Unusual spaces may best benefit from professional assistance. “There will be more and larger choices when you use, not contrary, the architectural shapes of the space,” says interior designer Sheree Schold of Interiors Unleashed. “However, in case you have limited space with angled ceilings, nooks and crannies, it may pay off in the long term to have a professional design and build the closet area for you. There are exceptions, but the majority of the time, prebuilt or ready-made closet systems aren’t worth altering to fit into odd-shaped and angled loft spaces”
Make sure built-ins are tall enough. Sloped ceilings can cause some elevation difficulties, so be sure that you are able to access built-ins without bending your head. “I suggest applying the same the code height for doorways, which can be 6 feet, 8 inches to 7 feet, when creating built-ins,” says Schold. “This guarantees safety when walking around and up to drawers, shelves, hanging clothing etc.”
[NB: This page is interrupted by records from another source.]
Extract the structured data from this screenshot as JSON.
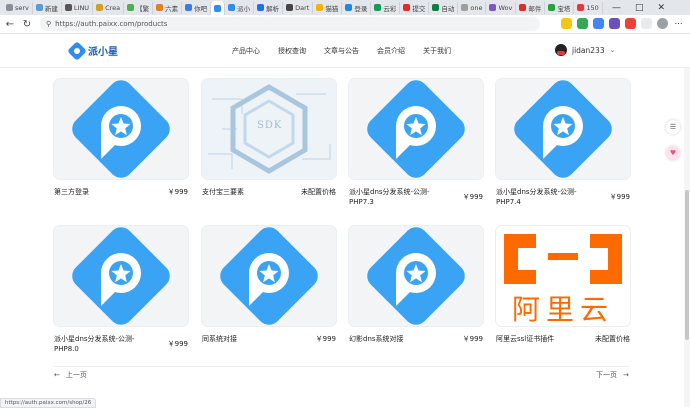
{
  "browser": {
    "tabs": [
      {
        "label": "serv",
        "color": "#8a8f99"
      },
      {
        "label": "新建",
        "color": "#5b9bd5"
      },
      {
        "label": "LINU",
        "color": "#555555"
      },
      {
        "label": "Crea",
        "color": "#d4a017"
      },
      {
        "label": "【繁",
        "color": "#4caf50"
      },
      {
        "label": "六素",
        "color": "#e67e22"
      },
      {
        "label": "你吧",
        "color": "#3d7be0"
      },
      {
        "label": "",
        "color": "#2f8cf0",
        "active": true
      },
      {
        "label": "派小",
        "color": "#2f8cf0"
      },
      {
        "label": "解析",
        "color": "#1a73e8"
      },
      {
        "label": "Dart",
        "color": "#444444"
      },
      {
        "label": "猫猫",
        "color": "#f4b400"
      },
      {
        "label": "登录",
        "color": "#1e88e5"
      },
      {
        "label": "云彩",
        "color": "#0f9d58"
      },
      {
        "label": "提交",
        "color": "#d93025"
      },
      {
        "label": "自动",
        "color": "#0b8043"
      },
      {
        "label": "one",
        "color": "#9e9e9e"
      },
      {
        "label": "Wov",
        "color": "#7e57c2"
      },
      {
        "label": "邮件",
        "color": "#d93025"
      },
      {
        "label": "宝塔",
        "color": "#20a53a"
      },
      {
        "label": "150",
        "color": "#e53935"
      }
    ],
    "url": "https://auth.paixx.com/products",
    "window_controls": [
      "—",
      "□",
      "✕"
    ]
  },
  "header": {
    "logo_text": "派小星",
    "nav": [
      "产品中心",
      "授权查询",
      "文章与公告",
      "会员介绍",
      "关于我们"
    ],
    "username": "jidan233"
  },
  "products": [
    {
      "title": "第三方登录",
      "price": "￥999",
      "image": "paixiaoxing-logo"
    },
    {
      "title": "支付宝三要素",
      "price": "未配置价格",
      "image": "sdk-hexagon",
      "sdk_text": "SDK"
    },
    {
      "title": "派小星dns分发系统-公测-PHP7.3",
      "price": "￥999",
      "image": "paixiaoxing-logo"
    },
    {
      "title": "派小星dns分发系统-公测-PHP7.4",
      "price": "￥999",
      "image": "paixiaoxing-logo"
    },
    {
      "title": "派小星dns分发系统-公测-PHP8.0",
      "price": "￥999",
      "image": "paixiaoxing-logo"
    },
    {
      "title": "同系统对接",
      "price": "￥999",
      "image": "paixiaoxing-logo"
    },
    {
      "title": "幻影dns系统对接",
      "price": "￥999",
      "image": "paixiaoxing-logo"
    },
    {
      "title": "阿里云ssl证书插件",
      "price": "未配置价格",
      "image": "aliyun-logo",
      "aliyun_text": "阿里云"
    }
  ],
  "pager": {
    "prev": "上一页",
    "next": "下一页"
  },
  "status_url": "https://auth.paixx.com/shop/26",
  "colors": {
    "brand_blue": "#3aa3f4",
    "aliyun_orange": "#ff6a00"
  }
}
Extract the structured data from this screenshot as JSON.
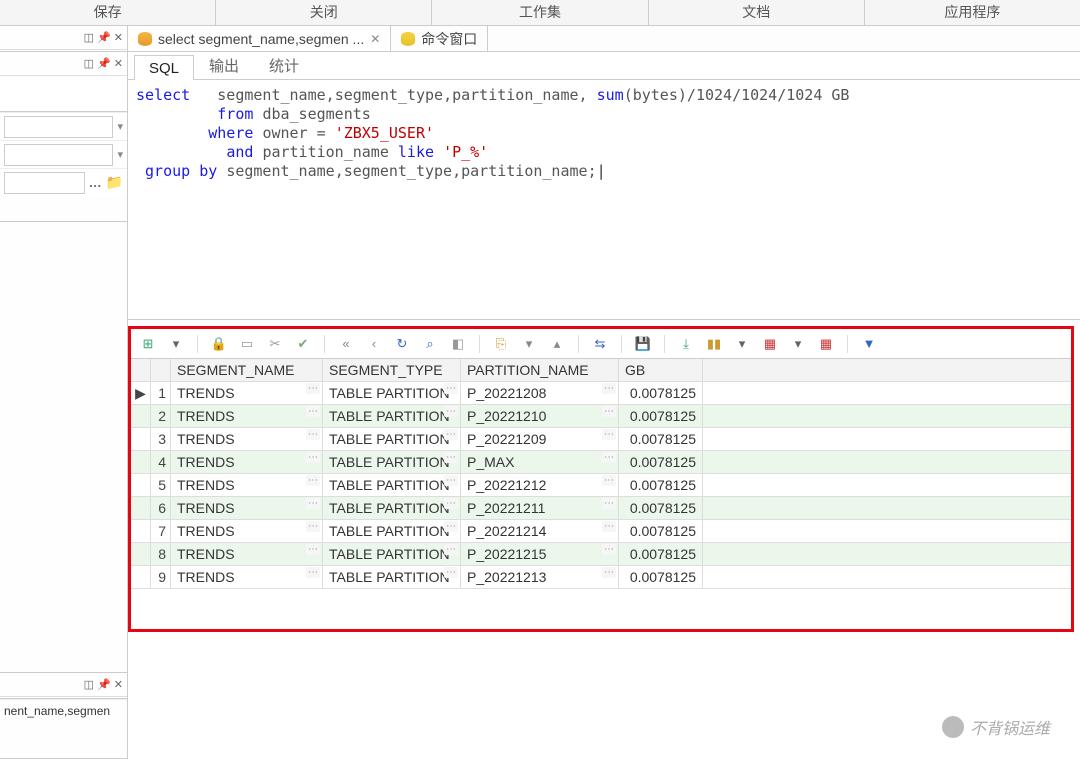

Do not overlook: Energy efficiency is important for loft spaces. The temperature of the area should be comfortable for you as well as for proper storage of different items. “Calling in the warmth and air guys for their remarks, suggestions and bids should be performed up front,” says Schold. “Energy-efficient ideas could change different programs and be expensive down the road if not done right off the bat”
NURIT GEFFEN-BATIM STUDIO
Brighten with a skylight. When coping with a loft space which has sloped ceilings, have a professional roofer or a carpenter look at the potential for adding a skylight. “Even a little skylight added between the rafters will add a dramatic amount of natural daylight into the space, making it feel much more like an expansion of the principal home,” says Clarke. “Any addition of natural daylight into a loft space or closet will make a large difference to the feel of the room.” But do not forget about the energy factor: If you add a skylight, then make sure the area is outfitted with both cooling and heating systems, as a skylight can influence temperature.
Make your mirrors operate double duty. In the funky and frequently constricted space of loft cabinets, mirrors can help you organize an outfit while at the same time reflecting light to make the space look larger. “For somewhat dim and odd-shaped spaces, my first idea is to exploit and expand any available natural lighting,” says Schold. A mirror positioned right across from a window near a skylight can help bounce natural light around the area, helping it to feel airier and larger.
Use the entry wall. If you walk into a loft closet, turn around and check out the wall which includes the door: It could have more potential than you think. “It is pretty easy to produce the entry wall look like a paneled wall with full-height mirrors since the panels,” says Clarke. “The door can act as a single panel while creating an adjacent — or even better, a third — panel operable so that you obtain a multiple-sided dressing mirror without forfeiting attaching or hanging spaces”
Consider open shelves. If your area is quite tight, open shelving averts swinging doors which may end up getting the way. Paint your space a mild neutral so that colorful visible clothes feels complementary to the aesthetic rather than clashing with a bold room shade.
Accessorize. Heal the room like any other by accessorizing it to create a personal, specific space. “When ceilings are more than 8 ft high, we frequently add a simple chandelier-style light fixture,” says Clarke. “Not only does this offer some nice light for the room, but it enhances that feel of a boutique area”
Instead of filling every available inch with shelves or shoe racks, save a sliver of wall area for your favourite painting or your kids’ art. If you have armoires with clear glass, then swap it for decorative glass to get a little additional flair. “Touches like these add a little sophistication without a ton of cost,” says Clarke.